[Material shown — start]

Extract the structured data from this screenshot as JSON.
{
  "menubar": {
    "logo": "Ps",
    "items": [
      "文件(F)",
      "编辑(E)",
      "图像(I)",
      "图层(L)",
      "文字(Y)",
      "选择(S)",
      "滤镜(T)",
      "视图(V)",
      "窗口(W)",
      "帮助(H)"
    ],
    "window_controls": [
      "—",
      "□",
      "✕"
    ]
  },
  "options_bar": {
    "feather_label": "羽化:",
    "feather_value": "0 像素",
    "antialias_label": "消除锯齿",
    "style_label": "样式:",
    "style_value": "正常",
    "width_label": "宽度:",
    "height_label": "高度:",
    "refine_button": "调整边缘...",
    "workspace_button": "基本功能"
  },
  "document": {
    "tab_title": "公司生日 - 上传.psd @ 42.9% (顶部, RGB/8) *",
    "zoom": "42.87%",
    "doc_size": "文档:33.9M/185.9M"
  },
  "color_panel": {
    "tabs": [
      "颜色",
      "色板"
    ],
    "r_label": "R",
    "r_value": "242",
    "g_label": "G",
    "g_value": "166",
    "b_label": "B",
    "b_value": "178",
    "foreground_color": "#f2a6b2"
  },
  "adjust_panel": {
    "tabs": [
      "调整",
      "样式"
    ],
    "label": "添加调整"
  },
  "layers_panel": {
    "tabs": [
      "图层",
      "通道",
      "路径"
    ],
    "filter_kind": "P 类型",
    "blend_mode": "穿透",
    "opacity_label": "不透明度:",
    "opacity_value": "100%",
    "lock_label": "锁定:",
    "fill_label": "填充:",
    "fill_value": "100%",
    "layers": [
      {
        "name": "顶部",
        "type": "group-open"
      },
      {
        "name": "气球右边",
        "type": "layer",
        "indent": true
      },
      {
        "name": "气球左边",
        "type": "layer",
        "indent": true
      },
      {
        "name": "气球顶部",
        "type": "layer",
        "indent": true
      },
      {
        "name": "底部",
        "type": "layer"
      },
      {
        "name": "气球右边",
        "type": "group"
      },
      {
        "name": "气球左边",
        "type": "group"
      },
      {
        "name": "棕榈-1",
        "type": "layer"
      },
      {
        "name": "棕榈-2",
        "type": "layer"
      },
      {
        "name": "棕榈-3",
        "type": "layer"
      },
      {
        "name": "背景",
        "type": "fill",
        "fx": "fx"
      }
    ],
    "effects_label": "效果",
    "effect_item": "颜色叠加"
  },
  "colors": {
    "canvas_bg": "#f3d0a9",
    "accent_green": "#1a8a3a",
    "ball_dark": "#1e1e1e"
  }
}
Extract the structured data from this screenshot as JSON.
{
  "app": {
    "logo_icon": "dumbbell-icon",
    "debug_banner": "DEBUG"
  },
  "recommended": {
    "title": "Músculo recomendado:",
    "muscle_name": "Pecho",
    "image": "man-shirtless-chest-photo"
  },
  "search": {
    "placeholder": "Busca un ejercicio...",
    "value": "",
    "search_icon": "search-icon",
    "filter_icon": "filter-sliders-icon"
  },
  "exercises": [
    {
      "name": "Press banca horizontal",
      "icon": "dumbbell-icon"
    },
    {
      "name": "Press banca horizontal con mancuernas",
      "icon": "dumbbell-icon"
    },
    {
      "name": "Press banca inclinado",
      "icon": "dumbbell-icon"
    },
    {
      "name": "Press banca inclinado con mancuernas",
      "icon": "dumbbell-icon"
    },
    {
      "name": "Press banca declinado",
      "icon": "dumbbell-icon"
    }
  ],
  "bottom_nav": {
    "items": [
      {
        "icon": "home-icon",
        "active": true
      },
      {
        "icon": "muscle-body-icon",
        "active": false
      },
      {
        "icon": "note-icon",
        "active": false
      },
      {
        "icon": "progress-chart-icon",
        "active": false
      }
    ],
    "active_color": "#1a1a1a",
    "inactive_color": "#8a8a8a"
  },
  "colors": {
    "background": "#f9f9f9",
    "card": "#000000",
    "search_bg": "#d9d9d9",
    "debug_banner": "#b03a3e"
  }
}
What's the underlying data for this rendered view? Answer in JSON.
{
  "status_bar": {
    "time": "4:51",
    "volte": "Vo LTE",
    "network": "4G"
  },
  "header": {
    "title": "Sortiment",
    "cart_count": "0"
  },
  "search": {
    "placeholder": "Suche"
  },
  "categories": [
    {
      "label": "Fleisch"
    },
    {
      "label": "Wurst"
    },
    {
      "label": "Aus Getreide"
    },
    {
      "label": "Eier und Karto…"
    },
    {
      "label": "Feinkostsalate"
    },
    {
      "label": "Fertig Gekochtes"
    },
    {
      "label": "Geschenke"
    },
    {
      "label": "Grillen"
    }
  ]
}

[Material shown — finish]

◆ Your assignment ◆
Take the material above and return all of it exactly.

◆ Exercise response ◆
Extract the structured data from this screenshot as JSON.
{
  "menubar": {
    "logo": "Ps",
    "items": [
      "文件(F)",
      "编辑(E)",
      "图像(I)",
      "图层(L)",
      "文字(Y)",
      "选择(S)",
      "滤镜(T)",
      "视图(V)",
      "窗口(W)",
      "帮助(H)"
    ],
    "window_controls": [
      "—",
      "□",
      "✕"
    ]
  },
  "options_bar": {
    "feather_label": "羽化:",
    "feather_value": "0 像素",
    "antialias_label": "消除锯齿",
    "style_label": "样式:",
    "style_value": "正常",
    "width_label": "宽度:",
    "height_label": "高度:",
    "refine_button": "调整边缘...",
    "workspace_button": "基本功能"
  },
  "document": {
    "tab_title": "公司生日 - 上传.psd @ 42.9% (顶部, RGB/8) *",
    "zoom": "42.87%",
    "doc_size": "文档:33.9M/185.9M"
  },
  "color_panel": {
    "tabs": [
      "颜色",
      "色板"
    ],
    "r_label": "R",
    "r_value": "242",
    "g_label": "G",
    "g_value": "166",
    "b_label": "B",
    "b_value": "178",
    "foreground_color": "#f2a6b2"
  },
  "adjust_panel": {
    "tabs": [
      "调整",
      "样式"
    ],
    "label": "添加调整"
  },
  "layers_panel": {
    "tabs": [
      "图层",
      "通道",
      "路径"
    ],
    "filter_kind": "P 类型",
    "blend_mode": "穿透",
    "opacity_label": "不透明度:",
    "opacity_value": "100%",
    "lock_label": "锁定:",
    "fill_label": "填充:",
    "fill_value": "100%",
    "layers": [
      {
        "name": "顶部",
        "type": "group-open"
      },
      {
        "name": "气球右边",
        "type": "layer",
        "indent": true
      },
      {
        "name": "气球左边",
        "type": "layer",
        "indent": true
      },
      {
        "name": "气球顶部",
        "type": "layer",
        "indent": true
      },
      {
        "name": "底部",
        "type": "layer"
      },
      {
        "name": "气球右边",
        "type": "group"
      },
      {
        "name": "气球左边",
        "type": "group"
      },
      {
        "name": "棕榈-1",
        "type": "layer"
      },
      {
        "name": "棕榈-2",
        "type": "layer"
      },
      {
        "name": "棕榈-3",
        "type": "layer"
      },
      {
        "name": "背景",
        "type": "fill",
        "fx": "fx"
      }
    ],
    "effects_label": "效果",
    "effect_item": "颜色叠加"
  },
  "colors": {
    "canvas_bg": "#f3d0a9",
    "accent_green": "#1a8a3a",
    "ball_dark": "#1e1e1e"
  }
}
Extract the structured data from this screenshot as JSON.
{
  "app": {
    "logo_icon": "dumbbell-icon",
    "debug_banner": "DEBUG"
  },
  "recommended": {
    "title": "Músculo recomendado:",
    "muscle_name": "Pecho",
    "image": "man-shirtless-chest-photo"
  },
  "search": {
    "placeholder": "Busca un ejercicio...",
    "value": "",
    "search_icon": "search-icon",
    "filter_icon": "filter-sliders-icon"
  },
  "exercises": [
    {
      "name": "Press banca horizontal",
      "icon": "dumbbell-icon"
    },
    {
      "name": "Press banca horizontal con mancuernas",
      "icon": "dumbbell-icon"
    },
    {
      "name": "Press banca inclinado",
      "icon": "dumbbell-icon"
    },
    {
      "name": "Press banca inclinado con mancuernas",
      "icon": "dumbbell-icon"
    },
    {
      "name": "Press banca declinado",
      "icon": "dumbbell-icon"
    }
  ],
  "bottom_nav": {
    "items": [
      {
        "icon": "home-icon",
        "active": true
      },
      {
        "icon": "muscle-body-icon",
        "active": false
      },
      {
        "icon": "note-icon",
        "active": false
      },
      {
        "icon": "progress-chart-icon",
        "active": false
      }
    ],
    "active_color": "#1a1a1a",
    "inactive_color": "#8a8a8a"
  },
  "colors": {
    "background": "#f9f9f9",
    "card": "#000000",
    "search_bg": "#d9d9d9",
    "debug_banner": "#b03a3e"
  }
}
What's the underlying data for this rendered view? Answer in JSON.
{
  "status_bar": {
    "time": "4:51",
    "volte": "Vo LTE",
    "network": "4G"
  },
  "header": {
    "title": "Sortiment",
    "cart_count": "0"
  },
  "search": {
    "placeholder": "Suche"
  },
  "categories": [
    {
      "label": "Fleisch"
    },
    {
      "label": "Wurst"
    },
    {
      "label": "Aus Getreide"
    },
    {
      "label": "Eier und Karto…"
    },
    {
      "label": "Feinkostsalate"
    },
    {
      "label": "Fertig Gekochtes"
    },
    {
      "label": "Geschenke"
    },
    {
      "label": "Grillen"
    }
  ]
}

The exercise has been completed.